1. With arms down at sides, look over your left shoulder and hold for five seconds. Repeat to the right.
2. Arms down, shrug your shoulders up towards your ears — hold for five seconds, and repeat three times.
3. Interlace your fingers behind your head, and push your elbows back. Hold for ten seconds.
4. Place left arm against back of head, left hand touching right shoulder. Grab left elbow with right hand and pull to the right. Hold for ten seconds and reverse.
5. Interlace fingers and extend straight out in front of you. Hold for 15 seconds.
6. Repeat # 5, but with hands over head.
7. Cross right leg over left. Place right hand against inside of right knee, left hand slightly behind you. Turn head to look over right shoulder. Hold for ten seconds and reverse.
8. Lean forward in seat from the waist, with backs of hands touching floor.
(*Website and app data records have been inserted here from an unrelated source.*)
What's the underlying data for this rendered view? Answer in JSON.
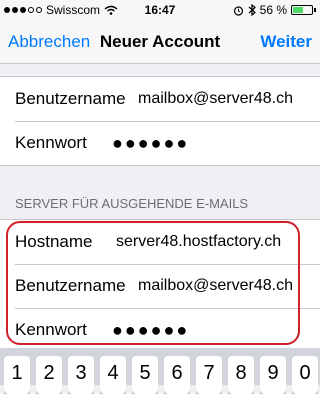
{
  "status_bar": {
    "carrier": "Swisscom",
    "time": "16:47",
    "battery_percent_label": "56 %",
    "battery_level": 0.56,
    "signal_dots_full": 3,
    "signal_dots_total": 5,
    "icons": [
      "wifi-icon",
      "alarm-icon",
      "bluetooth-icon",
      "battery-icon"
    ]
  },
  "nav": {
    "cancel_label": "Abbrechen",
    "title": "Neuer Account",
    "next_label": "Weiter",
    "accent_color": "#007aff"
  },
  "incoming": {
    "rows": [
      {
        "label": "Benutzername",
        "value": "mailbox@server48.ch"
      },
      {
        "label": "Kennwort",
        "value": "●●●●●●"
      }
    ]
  },
  "outgoing": {
    "header": "SERVER FÜR AUSGEHENDE E-MAILS",
    "rows": [
      {
        "label": "Hostname",
        "value": "server48.hostfactory.ch"
      },
      {
        "label": "Benutzername",
        "value": "mailbox@server48.ch"
      },
      {
        "label": "Kennwort",
        "value": "●●●●●●"
      }
    ],
    "highlight_color": "#d0202a"
  },
  "keyboard": {
    "keys": [
      "1",
      "2",
      "3",
      "4",
      "5",
      "6",
      "7",
      "8",
      "9",
      "0"
    ]
  }
}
Try to stop every two to three hours, if only to walk around the vehicle. As you walk, clasp your hands behind your head, lean back and to the sides. While you’re driving, keep your back firmly against the seat and sit close enough to the wheel so you don't have to arch your back to reach the pedals or other instruments.
Admittedly, this month’s column wasn’t fraught with the usual wry and sardonic humor we typically strive for, but it’s still a hell of a lot funnier than a herniated disc.